Who doesn’t love seeing a beautiful rainbow in the sky?
I know a vast majority of people in the community of Seymour are just as fascinated by them as I because every time one appears in the Seymourian sky, it dominates my social media feed for the next 24 hours.
This leads me to believe a vast majority of people do exactly as I do when I learn a rainbow has appeared somewhere nearby. We run outside and scan the horizon to find it and snap ludicrous numbers of pictures on our phone to assure we got the best angle with the most complete rainbow with the best possible color. The storm may be raging around us, and still, we endure in order that we might see one of God’s most wonderful displays of artistry.
Rainbows are a wonder to behold and a reminder of the promise of God. In Genesis 9:12-13, it reads, “And God said, ‘This is the sign of the covenant I am making between me and you and every living creature with you, a covenant for all generations to come: I have set my rainbow in the sky in the clouds, and it will be the sign of the covenant between me and the earth (emphasis mine).”
Rainbows are a sign that even in the midst of dark and difficult situations, even in the face of our failure and sin, God continues to make his compassionate grace available to us. He sees us. He is with us. And he continues to offer hope in the midst of our struggles.
One National Geographic article explains the phenomenon of rainbows in this way: “A rainbow is a multicolored arc made by light striking water droplets. The most familiar type of rainbow is produced when sunlight strikes raindrops in front of a viewer at a precise angle.”
The article provides several interesting facts. For instance, a rainbow only appears to be a “bow” because of our limited perspective. It is actually a full circle. People on different sides of the rain clouds can only see part of the picture, but each sees a beautiful rainbow.
This brings to light another interesting truth: Rain is required to see a rainbow. The presence of a rainbow on the horizon means rain has come, rain is coming or rain is upon us. In order to experience the beauty of the rainbow, one must endure the struggle of the storm.
In John 16:33, Jesus warns, “In this world, you will have trouble, but take heart. I have overcome the world.” I find myself coming back to this verse often. I like to refer to it as the most unpopular and unpleasant promise of Jesus.
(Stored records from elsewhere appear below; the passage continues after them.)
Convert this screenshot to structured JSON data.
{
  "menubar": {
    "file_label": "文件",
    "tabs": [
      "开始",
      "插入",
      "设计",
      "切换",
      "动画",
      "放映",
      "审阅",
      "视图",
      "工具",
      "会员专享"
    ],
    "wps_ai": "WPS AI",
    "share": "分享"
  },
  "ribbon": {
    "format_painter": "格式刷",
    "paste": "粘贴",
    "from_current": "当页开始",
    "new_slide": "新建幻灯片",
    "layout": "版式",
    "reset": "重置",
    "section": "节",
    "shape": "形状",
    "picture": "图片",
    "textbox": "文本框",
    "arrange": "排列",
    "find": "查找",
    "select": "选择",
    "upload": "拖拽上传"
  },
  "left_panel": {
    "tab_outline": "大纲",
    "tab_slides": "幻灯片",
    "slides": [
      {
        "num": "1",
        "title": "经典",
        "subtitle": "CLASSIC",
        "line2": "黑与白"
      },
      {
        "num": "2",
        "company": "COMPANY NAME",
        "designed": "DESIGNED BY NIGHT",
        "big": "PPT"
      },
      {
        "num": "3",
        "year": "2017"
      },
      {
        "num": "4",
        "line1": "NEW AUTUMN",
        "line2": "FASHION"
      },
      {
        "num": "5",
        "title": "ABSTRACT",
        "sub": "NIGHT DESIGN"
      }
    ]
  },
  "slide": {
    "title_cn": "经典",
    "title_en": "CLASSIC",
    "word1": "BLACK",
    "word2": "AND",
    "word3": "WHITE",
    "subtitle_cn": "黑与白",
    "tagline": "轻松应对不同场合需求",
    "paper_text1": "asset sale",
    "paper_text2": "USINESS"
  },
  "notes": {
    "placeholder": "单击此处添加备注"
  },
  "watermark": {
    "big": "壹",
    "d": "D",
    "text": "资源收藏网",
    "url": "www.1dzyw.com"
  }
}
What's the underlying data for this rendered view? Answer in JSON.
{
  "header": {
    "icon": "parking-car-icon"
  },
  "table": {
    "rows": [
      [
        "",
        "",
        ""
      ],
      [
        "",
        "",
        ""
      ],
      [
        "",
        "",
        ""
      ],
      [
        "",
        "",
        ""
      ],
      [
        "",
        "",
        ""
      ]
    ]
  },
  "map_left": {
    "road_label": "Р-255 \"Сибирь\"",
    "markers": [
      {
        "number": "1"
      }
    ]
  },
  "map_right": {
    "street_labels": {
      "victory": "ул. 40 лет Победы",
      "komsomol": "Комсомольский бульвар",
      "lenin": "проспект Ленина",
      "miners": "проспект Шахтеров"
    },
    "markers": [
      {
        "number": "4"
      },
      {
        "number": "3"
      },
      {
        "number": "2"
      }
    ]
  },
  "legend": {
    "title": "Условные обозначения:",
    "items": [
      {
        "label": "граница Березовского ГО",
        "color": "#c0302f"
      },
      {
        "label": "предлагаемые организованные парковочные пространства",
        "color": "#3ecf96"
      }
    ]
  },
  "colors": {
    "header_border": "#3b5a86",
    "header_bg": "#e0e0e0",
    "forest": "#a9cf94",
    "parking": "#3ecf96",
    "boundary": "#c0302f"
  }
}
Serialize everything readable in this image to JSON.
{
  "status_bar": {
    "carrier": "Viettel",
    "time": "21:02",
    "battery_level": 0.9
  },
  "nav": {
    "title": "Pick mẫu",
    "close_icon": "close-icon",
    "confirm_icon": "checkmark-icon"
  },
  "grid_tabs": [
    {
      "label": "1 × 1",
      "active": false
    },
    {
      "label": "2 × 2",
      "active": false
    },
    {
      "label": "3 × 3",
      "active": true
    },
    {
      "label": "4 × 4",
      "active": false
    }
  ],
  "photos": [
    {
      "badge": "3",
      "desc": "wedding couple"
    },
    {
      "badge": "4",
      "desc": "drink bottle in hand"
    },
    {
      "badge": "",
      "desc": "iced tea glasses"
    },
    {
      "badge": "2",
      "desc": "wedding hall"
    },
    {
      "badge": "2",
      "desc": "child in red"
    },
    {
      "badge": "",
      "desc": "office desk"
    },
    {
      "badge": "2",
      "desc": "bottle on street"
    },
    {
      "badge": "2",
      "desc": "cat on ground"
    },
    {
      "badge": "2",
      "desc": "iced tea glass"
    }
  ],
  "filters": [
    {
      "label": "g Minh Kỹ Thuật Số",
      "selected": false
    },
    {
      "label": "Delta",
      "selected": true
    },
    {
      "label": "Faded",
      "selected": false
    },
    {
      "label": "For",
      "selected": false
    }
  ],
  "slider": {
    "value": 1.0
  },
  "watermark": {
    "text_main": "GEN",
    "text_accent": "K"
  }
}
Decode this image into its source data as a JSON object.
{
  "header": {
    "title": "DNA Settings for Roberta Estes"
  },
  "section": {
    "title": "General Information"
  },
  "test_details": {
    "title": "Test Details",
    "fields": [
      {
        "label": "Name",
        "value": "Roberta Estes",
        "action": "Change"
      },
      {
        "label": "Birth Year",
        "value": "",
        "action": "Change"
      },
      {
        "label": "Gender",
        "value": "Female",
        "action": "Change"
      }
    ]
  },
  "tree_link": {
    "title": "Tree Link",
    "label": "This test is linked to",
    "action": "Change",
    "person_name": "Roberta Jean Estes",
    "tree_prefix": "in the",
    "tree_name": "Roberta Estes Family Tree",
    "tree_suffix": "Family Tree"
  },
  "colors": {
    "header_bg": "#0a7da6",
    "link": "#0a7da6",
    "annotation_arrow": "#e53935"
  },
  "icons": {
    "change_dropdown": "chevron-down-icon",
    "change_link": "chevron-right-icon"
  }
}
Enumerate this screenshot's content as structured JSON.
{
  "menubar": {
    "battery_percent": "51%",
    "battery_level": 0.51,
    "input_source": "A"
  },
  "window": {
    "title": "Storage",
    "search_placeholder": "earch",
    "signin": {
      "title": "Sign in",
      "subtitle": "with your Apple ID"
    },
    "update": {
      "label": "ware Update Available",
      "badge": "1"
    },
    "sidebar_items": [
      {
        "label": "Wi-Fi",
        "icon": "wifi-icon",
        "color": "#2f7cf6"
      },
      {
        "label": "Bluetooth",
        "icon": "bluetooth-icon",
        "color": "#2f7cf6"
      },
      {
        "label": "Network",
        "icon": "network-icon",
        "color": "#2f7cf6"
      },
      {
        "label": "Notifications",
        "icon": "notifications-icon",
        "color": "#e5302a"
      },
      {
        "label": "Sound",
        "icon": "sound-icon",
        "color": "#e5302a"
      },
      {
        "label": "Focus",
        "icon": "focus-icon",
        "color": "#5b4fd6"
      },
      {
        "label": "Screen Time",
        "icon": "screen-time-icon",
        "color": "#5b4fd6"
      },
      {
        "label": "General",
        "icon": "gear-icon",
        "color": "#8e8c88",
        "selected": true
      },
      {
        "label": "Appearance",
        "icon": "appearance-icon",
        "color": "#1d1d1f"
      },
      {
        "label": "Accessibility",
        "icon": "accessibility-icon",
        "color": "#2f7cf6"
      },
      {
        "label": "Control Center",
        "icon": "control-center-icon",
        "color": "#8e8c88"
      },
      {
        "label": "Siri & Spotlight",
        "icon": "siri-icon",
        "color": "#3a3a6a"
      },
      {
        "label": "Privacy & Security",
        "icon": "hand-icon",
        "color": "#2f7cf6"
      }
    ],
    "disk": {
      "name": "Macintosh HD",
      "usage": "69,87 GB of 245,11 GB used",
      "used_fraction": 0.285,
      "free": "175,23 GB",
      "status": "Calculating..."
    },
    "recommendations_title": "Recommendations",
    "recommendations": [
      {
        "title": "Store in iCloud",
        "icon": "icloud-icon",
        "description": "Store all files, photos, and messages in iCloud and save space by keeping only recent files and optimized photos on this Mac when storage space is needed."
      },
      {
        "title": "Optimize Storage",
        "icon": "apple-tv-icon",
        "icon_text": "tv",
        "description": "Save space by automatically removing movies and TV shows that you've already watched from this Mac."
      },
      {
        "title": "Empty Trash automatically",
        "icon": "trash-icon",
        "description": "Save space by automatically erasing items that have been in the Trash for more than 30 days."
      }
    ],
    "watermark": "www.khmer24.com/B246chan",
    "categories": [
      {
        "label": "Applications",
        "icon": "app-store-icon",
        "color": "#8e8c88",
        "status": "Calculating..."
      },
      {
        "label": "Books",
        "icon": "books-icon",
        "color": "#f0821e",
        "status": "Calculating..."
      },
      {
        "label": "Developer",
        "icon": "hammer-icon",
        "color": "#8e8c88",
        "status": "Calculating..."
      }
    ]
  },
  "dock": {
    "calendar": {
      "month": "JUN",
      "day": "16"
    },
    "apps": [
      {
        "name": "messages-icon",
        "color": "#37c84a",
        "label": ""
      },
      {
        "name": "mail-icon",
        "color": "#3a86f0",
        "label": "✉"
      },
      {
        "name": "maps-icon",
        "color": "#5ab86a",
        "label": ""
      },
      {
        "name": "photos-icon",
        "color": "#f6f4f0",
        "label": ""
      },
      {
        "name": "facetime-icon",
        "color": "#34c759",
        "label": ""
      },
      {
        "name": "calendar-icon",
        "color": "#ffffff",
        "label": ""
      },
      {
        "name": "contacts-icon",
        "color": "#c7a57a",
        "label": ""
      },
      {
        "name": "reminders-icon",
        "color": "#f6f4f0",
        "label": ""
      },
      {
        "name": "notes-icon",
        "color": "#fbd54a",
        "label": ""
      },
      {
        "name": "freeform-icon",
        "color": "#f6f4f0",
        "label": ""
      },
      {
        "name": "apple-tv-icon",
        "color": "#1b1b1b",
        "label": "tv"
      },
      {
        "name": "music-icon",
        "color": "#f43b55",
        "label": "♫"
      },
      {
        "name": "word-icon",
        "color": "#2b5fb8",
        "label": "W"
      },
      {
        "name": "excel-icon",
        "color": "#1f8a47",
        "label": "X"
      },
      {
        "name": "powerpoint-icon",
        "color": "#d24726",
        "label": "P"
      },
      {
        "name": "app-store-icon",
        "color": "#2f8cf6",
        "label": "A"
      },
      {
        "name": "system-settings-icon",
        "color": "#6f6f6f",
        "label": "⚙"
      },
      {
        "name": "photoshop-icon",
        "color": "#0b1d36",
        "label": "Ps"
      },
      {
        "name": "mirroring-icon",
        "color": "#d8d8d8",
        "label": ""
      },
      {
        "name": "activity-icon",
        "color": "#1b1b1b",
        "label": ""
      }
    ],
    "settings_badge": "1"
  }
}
Trouble is an occupational hazard of the human experience. Throughout the course of each of our lives, we will experience a wide array of trials, tribulations and troubles. Some will be thrust upon us. Others will be the result of our own foolish choices. To paraphrase the words of Jesus: The rain falls on everyone from time to time (Matthew 5:45).
Wherever you find yourself today, whether in times of storm or sunshine, remember there is reason to have hope. Trouble will come and go, but God continues to make his power and presence available to us. He promises when we seek him, we will find him (Jeremiah 29:13). He promises to never leave us or forsake us (Hebrews 13:5).
In all seasons and every situation, the compassionate grace of God is made available to us. The next time you look to the sky where the sunshine meets the storm and a rainbow stretches across the sky, whether the storm is coming or going, remember the promises of God.
Trouble will come and trouble will pass, but Jesus has promised to be present with us and to provide peace through it all. Sometimes, all we need to do is scan the sky in order that we might see the wonderful reminder of his grace as the rainbow stretches across the horizon.
The Rev. Jeremy Myers is the lead pastor of First Baptist Church in Seymour. Read his blog at jeremysmyers.com. Send comments to [email protected]